One by one, without any sound, the ghostly figures moved past us. From watching them time after time, I can only assume that they began to fan out behind us as they started their stalk of the wildebeest ahead of them. "What about the leopard?" the lady behind me whispered. I'd completely forgotten about the Tom! No doubt he was also watching in dismay as his larger, more powerful cousins began to move in on the quarry that he had painstakingly been following for the past hour! It was hard to decide whether or not he would realise that his chance was gone and leave, or watch from a safe vantage point to maybe capitalise on the panic that would no doubt ensue as the lions closed in. If it was another leopard, wild dog or hyena hunting the wildebeest my money would be on him to stay and watch what happened, in the knowledge that a stray calf could be quickly taken up into a tree out of harms way. But with Lions… I'm not so sure. The odds would be against him, and there is a good chance that if they found him up a tree, the lions would follow! We came to the conclusion that he was now out of the equation.
My tracker and I decided that there was no need to move from our position; whether we looked forward into the dark or backward into the dark, we would still be none the wiser. As we sat patiently I heard the soft rhythmic breaths of something approaching. Using the larger aperture of my binoculars objective lens to gather what light there was available, I peered down the runway toward the sound. The leader of the pride approached! Still nursing an injury to his back right leg, and struggling under the weight of his heavy mane, his self cooling pant gave him away. As his imposing shape approached he paused and stared ahead.
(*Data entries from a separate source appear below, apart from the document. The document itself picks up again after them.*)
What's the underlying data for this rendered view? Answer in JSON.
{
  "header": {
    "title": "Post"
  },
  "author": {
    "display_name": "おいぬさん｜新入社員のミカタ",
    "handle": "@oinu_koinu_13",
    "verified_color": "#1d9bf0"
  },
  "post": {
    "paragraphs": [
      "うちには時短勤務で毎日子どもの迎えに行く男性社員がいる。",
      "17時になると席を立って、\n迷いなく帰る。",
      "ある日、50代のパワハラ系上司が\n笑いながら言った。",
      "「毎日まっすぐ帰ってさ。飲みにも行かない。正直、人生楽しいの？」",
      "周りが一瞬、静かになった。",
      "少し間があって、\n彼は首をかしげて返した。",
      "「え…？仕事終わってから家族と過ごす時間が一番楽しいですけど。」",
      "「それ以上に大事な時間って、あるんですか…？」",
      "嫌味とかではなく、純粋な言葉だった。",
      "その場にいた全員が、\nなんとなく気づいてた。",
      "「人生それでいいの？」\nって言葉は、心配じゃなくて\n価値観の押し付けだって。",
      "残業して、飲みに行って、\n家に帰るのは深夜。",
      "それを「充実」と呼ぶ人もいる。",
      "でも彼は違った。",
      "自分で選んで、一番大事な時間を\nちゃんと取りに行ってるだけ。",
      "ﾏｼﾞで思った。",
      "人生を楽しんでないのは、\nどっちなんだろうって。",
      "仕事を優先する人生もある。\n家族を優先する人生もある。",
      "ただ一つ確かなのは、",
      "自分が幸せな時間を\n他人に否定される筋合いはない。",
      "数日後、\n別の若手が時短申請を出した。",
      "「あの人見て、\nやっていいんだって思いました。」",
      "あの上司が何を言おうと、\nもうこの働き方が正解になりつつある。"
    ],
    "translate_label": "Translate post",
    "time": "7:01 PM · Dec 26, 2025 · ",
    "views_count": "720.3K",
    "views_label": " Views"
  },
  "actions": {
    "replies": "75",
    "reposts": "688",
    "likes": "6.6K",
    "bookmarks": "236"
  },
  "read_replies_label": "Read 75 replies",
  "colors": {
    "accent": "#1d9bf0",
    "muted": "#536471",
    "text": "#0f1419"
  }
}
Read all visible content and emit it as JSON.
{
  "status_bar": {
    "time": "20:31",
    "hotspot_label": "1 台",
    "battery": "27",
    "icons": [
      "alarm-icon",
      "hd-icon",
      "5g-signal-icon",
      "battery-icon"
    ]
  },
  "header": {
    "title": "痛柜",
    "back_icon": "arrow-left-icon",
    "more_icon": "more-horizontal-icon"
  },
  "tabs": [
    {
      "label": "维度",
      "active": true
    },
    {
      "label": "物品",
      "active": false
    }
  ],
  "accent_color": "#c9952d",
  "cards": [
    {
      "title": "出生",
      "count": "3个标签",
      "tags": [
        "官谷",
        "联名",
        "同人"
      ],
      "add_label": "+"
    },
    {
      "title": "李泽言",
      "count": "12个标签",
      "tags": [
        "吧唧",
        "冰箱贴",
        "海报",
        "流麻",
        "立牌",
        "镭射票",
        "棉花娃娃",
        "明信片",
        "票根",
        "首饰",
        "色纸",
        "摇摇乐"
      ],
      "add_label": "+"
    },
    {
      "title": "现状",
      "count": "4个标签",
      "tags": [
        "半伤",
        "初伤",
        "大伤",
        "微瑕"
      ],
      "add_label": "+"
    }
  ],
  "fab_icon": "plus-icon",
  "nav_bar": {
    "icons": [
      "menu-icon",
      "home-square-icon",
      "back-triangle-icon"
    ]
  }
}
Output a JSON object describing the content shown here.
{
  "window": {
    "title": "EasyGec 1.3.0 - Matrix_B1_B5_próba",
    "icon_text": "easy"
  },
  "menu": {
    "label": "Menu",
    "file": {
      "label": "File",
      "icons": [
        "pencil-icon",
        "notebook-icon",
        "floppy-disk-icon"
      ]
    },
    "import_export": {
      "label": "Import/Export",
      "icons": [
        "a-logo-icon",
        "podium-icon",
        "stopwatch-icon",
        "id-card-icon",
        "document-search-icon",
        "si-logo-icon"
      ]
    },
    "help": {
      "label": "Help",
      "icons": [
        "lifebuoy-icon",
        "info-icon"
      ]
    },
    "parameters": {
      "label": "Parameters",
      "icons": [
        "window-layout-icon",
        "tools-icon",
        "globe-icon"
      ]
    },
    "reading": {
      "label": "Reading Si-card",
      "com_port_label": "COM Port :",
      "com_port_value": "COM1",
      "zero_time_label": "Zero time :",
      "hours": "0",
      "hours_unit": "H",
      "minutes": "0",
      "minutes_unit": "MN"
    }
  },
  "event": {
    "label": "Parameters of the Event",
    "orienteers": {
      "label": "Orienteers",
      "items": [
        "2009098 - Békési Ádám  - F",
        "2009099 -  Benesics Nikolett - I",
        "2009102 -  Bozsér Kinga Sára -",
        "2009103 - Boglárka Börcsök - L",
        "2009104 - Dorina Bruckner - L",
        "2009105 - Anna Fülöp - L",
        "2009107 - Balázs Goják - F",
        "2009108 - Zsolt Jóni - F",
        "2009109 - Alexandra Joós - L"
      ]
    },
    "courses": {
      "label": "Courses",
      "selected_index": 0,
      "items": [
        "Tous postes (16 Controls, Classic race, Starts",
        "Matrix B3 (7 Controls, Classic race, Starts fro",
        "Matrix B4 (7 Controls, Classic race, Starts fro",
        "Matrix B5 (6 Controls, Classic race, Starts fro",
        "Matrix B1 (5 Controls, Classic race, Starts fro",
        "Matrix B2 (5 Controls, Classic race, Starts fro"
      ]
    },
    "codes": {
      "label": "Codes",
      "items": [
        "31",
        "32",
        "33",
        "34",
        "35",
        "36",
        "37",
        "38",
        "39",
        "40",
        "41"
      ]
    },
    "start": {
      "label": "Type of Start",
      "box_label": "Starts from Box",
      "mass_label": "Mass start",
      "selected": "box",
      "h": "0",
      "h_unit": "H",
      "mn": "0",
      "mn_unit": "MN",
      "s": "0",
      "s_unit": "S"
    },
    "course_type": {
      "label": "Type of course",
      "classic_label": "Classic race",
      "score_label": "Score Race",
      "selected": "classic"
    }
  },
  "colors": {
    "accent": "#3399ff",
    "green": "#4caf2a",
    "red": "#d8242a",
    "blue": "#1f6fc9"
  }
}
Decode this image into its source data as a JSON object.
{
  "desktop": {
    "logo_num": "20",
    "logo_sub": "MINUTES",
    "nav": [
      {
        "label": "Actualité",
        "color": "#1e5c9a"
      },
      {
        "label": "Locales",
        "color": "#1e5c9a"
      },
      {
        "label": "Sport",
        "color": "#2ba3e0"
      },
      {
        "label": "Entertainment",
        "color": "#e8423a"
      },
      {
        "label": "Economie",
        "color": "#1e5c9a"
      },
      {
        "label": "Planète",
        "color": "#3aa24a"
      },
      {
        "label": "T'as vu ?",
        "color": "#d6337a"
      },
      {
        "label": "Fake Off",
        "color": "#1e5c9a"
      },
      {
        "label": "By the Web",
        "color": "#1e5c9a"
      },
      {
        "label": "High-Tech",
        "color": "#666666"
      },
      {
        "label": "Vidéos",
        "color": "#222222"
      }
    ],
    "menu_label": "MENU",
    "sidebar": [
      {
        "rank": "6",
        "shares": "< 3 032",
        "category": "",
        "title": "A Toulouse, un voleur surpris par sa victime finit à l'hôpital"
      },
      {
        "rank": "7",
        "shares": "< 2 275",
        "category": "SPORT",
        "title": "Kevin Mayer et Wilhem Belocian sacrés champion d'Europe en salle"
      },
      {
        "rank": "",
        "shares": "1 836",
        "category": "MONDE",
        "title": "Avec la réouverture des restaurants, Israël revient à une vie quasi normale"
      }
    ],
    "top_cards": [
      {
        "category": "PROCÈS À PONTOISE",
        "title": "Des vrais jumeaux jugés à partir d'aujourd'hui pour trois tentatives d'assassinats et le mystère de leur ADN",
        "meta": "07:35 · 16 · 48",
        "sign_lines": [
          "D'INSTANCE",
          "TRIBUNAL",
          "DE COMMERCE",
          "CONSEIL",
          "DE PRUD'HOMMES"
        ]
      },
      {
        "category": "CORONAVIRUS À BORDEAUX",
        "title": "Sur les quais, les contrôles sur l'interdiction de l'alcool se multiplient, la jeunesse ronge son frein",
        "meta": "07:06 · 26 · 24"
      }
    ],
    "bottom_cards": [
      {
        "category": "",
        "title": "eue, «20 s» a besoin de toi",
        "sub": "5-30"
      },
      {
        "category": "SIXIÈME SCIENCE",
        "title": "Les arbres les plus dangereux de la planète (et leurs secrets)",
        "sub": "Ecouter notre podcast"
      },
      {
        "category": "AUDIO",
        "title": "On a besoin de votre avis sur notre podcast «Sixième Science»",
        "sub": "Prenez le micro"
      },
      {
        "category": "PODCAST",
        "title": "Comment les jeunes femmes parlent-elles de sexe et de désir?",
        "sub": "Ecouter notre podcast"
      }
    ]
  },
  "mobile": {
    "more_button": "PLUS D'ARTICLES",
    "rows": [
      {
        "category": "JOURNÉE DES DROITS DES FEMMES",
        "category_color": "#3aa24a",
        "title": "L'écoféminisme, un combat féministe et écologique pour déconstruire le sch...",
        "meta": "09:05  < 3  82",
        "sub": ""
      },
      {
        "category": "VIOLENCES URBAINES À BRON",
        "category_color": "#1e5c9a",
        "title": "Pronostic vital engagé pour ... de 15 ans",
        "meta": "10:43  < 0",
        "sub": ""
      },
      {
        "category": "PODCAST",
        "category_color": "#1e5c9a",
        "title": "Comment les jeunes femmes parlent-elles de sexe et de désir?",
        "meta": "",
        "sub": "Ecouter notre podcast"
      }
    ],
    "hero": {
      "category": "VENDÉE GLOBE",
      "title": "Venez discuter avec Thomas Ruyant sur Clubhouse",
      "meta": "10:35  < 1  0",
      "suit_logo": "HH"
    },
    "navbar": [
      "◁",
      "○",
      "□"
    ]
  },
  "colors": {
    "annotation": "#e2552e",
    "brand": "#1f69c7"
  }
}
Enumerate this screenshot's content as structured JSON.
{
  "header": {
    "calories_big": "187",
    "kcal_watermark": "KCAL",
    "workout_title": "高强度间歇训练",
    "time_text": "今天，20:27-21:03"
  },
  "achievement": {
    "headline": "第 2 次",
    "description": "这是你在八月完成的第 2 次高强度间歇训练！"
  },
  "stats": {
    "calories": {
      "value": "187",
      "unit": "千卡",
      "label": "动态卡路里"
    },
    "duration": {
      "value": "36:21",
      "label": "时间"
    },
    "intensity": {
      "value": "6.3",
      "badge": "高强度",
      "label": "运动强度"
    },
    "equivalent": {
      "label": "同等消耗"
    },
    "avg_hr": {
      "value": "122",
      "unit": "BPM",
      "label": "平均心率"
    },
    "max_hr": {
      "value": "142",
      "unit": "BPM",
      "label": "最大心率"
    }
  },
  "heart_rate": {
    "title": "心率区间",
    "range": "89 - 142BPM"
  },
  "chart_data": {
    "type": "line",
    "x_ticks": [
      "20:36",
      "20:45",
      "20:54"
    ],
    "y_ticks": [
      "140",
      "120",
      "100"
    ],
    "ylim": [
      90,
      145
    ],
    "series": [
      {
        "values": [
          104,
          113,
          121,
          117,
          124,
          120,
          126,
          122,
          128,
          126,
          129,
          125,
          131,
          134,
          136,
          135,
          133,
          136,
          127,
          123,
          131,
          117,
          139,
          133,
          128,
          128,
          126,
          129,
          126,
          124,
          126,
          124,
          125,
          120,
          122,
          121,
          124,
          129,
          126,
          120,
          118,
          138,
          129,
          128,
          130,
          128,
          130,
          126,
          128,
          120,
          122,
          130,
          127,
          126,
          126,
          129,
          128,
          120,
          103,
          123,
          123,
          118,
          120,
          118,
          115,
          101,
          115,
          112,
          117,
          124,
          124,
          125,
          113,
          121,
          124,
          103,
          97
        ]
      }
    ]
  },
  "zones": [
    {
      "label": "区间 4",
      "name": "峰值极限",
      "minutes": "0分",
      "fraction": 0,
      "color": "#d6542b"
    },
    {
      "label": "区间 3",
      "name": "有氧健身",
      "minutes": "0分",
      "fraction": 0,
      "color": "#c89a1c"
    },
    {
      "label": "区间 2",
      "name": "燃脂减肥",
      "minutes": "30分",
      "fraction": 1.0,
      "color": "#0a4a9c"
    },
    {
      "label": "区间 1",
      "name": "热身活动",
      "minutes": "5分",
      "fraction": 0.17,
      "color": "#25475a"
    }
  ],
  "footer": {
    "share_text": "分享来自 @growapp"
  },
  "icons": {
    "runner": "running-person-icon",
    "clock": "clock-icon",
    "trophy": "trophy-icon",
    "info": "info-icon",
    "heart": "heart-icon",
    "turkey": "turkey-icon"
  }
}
Seeing the movement of his pride ahead of him he sat, watching intently as the hunt developed before his nocturnal eyes.
Suddenly, a burst of sound, a crack, a snort and stampeding hooves indicated the hunt had reached fever pitch. I glanced to my right, the male was gone. I started up the vehicle and swung the nose up the runway towards the activity. Gold and black moved erratically from one side of the runway to the next. We pulled away to follow the animals up the airstrip but as we approached, the gold specks between the black cloud began to congregate and slow, and the space between the groups quickly grew. As we caught up we could see that, yet again, the wildebeest had somehow avoided their pursuers! As their hooves disappeared into the night the lions regrouped, seemingly unperturbed by the loss, and like a well regimented force they slowly started to move back up the airstrip in single file.
Two hours had passed from the moment we first caught sight of the leopard to the lions moving off into the night - two hours very well spent in my books, and two hours not easily forgotten!!